Performance for primitive operations


Please consider the attached program. It multiplies a provided input vector by a matrix and saves it as an output vector. Every row of the output vector is calculated by a separate thread. The calculation is repeated in a loop to reduce the influence of startup overhead.

On a Tesla C2050, the calculation takes 1.7us. This doesn’t seem unreasonable, because the values have to be read and written from device memory.

However, if I uncomment the second inner loop to do the calculation a second time (using only register and shared memory variables), the performance drops to 3.6us. I don’t understand this. There are just about 2 * VI_SIZE = 160 additional floating point operations, at 1.3Ghz surely they should not take more than (160 / 1.3e-9) / (1e-6) = 0.2 us?

Can someone explain where I am wrong?

Thanks, (2.81 KB)
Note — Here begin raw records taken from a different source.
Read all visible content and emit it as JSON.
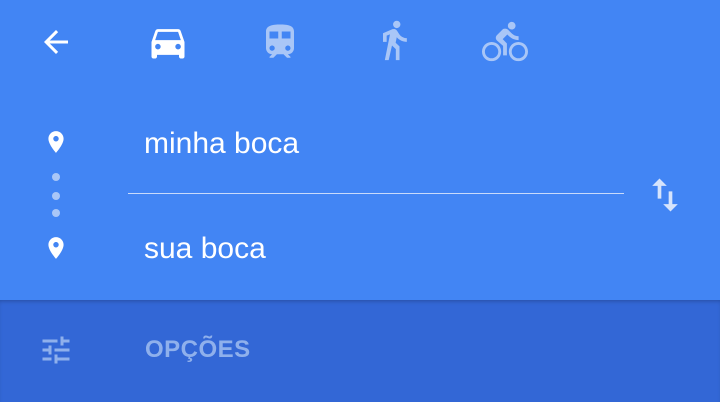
{
  "colors": {
    "primary": "#4285f4",
    "primary_dark": "#3367d6",
    "active_icon": "#ffffff",
    "inactive_icon": "#a9c6f7"
  },
  "header": {
    "back_icon": "arrow-back-icon",
    "travel_modes": [
      {
        "icon": "car-icon",
        "selected": true
      },
      {
        "icon": "train-icon",
        "selected": false
      },
      {
        "icon": "walk-icon",
        "selected": false
      },
      {
        "icon": "bike-icon",
        "selected": false
      }
    ]
  },
  "route": {
    "origin": "minha boca",
    "destination": "sua boca",
    "swap_icon": "swap-vertical-icon"
  },
  "options": {
    "icon": "tune-sliders-icon",
    "label": "OPÇÕES"
  }
}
vmul is too large to be stored in registers, so it has to go into local memory (which is the same (relatively) slow off-chip memory as global memory). Unless the compiler completely unrolls all loops, vmul also needs to be stored in local mem in order to make it indexable. Thus the program is completely memory bandwidth bound (as 160 bytes per thread is too much to even be held by the cache), and from twice the number of memory operations in the inner loops you get doubled runtime.

If you run fewer than 600 threads per multiprocessor, setting the cache size to 48 Kb might just be enough to see the speedup you expect.